Hey all! So, I’ve been trying to figure out why I blame myself for stuff emotionally, even if I know logically that whatever it is isn’t my fault. What core inner beliefs do I have that, even if they are 100% lies, cause me to go through a whirlwind shitstorm of should’ve, could’ve, and would’ves?
- I should have known better than to be out late at night.
- I should have known better than to engage in conversation with a clearly inebriated man.
- I should have fought harder.
- I should have run.
- I should have screamed or yelled out for help.
Let’s go through the process of killing these lies that I tell myself.
First off, I’ve been out late at night tons of times since then (Although never in the park alone.) I had been out late at night tons of times prior to that. I’ve only gotten attacked that one time. A one off. Yeah, it was fucking terrible and terrifying and I’m obviously still trying to work on dealing with it. And it was also just one time. A horrible time. But once.
Second off, I did grow up with an alcoholic drug addict father. Whether I talked to him or not when he was drunk, it didn’t matter. He would get mad regardless. He was unpredictable. So, engaging in conversation with an inebriated person was sort of a normal thing. Better talk to them rather than ignore them. Otherwise it would be worse. Totally understandable that I would stop and be polite.
Third. I had undergone years of anger management at this point. I had a lot of anger growing up. Mostly displaced emotions that got expressed through physical outbursts. I still like physically expressing emotions by touching or hitting or spazzing out. It gets rid of that energy. Also, like I stated before, I grew up with an alcoholic drug addict father. The best course of action with him was not to run because that made everything worse. If I could run and hide physically, that was great. I could hide until he passed out and when he woke up he would forget. If running away wasn’t an option, then becoming as compliant as possible was the next course of action. Compliancyemeaning retreating far into the deep recesses of my brain where I couldn’t/didn’t have to process what was actually going on.
How does the compliance with my alcoholic father and the years of anger management relate? I had no reason to be angry. (I know otherwise now, I had and still have every right to be as pissed off as I want to.) I was told that it was my fault that my dad was a drunkard. Or it was my fault I got hit. I shouldn’t have done that or been there or said this. When I expressed (whether effectively or not), how unfair it was or how I wasn’t comprehending why it was my fault, when I got mad and frustrated because no one would listen to me that my dad was hitting me and my mum was hitting me and touching me in ways I didn’t like or my brother was touching me weird or anything, I got in trouble. “That’s not happening.” “You’re making things up.” “Stop antagonizing them.” “Maybe if you behaved.” “Getting mad isn’t helping.” “Stop fighting and you won’t get hurt as bad.” “You deserve to get hit because it’s the only way you listen.”
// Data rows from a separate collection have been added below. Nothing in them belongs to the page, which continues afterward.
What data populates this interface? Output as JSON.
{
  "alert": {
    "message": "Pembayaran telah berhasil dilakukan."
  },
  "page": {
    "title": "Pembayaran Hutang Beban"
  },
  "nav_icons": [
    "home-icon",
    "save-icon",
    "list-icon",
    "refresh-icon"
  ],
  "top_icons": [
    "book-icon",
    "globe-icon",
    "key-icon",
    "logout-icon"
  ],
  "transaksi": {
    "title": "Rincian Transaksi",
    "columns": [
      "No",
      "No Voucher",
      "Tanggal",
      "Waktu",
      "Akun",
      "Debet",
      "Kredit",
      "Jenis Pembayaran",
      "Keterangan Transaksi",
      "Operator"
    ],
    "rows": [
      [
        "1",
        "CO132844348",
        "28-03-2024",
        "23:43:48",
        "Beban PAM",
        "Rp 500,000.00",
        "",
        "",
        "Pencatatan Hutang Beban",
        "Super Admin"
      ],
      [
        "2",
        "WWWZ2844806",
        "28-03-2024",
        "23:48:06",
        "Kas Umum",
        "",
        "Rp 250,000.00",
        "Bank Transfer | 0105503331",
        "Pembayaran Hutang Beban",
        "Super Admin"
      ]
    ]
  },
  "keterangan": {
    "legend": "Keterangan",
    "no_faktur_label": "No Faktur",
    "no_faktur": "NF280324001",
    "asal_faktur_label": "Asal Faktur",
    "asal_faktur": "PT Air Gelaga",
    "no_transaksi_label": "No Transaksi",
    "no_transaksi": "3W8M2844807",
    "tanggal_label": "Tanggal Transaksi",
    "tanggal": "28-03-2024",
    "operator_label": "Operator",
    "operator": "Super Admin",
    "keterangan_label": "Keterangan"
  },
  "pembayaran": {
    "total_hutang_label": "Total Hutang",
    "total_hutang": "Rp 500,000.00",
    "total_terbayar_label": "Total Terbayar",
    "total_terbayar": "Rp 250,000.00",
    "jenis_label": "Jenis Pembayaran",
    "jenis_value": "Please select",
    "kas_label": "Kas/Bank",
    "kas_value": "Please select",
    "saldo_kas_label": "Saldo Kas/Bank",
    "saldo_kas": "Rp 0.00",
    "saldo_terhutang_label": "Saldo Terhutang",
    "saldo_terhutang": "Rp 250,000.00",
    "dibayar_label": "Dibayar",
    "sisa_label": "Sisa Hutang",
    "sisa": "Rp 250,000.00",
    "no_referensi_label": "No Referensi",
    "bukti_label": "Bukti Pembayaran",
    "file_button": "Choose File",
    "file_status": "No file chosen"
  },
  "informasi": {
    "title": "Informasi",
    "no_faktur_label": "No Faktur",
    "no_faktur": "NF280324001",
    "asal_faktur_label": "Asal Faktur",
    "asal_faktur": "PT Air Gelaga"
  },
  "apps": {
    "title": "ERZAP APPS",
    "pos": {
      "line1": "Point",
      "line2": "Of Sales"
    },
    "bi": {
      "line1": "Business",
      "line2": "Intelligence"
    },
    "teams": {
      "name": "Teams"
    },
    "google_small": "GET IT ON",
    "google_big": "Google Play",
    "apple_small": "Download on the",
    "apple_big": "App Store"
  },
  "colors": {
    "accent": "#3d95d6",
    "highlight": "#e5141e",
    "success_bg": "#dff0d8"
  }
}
I act out, I got blamed. My actions, yeah, I don’t like that I acted out so much as a kid. I don’t like that I was angry and hurt. I had every right to be. No one listened to me. I was forced/brainwashed into believing that I was responsible for how others treated me. To further clarify this to you, dear reader, I was explicitly told that I deserved it when I got hurt because I clearly did something wrong. It didn’t matter what the context was. It was my fault.
So, fighting back beyond the initial attempt… I just did what I was trained to do. Take a step back mentally and stop fighting.
Fourth on the list. I guess it kind of ties into number three. Fight or flight wasn’t an option since I was brainwashed into freezing and dissociating.
I guess number five also ties into number three’s explanation.
In tomorrow’s episode (or later tonight, I don’t know, I keep getting distracted), I will go through and take those blaming statements and turn them around. So I stop blaming myself.
-The Sarcastic Autist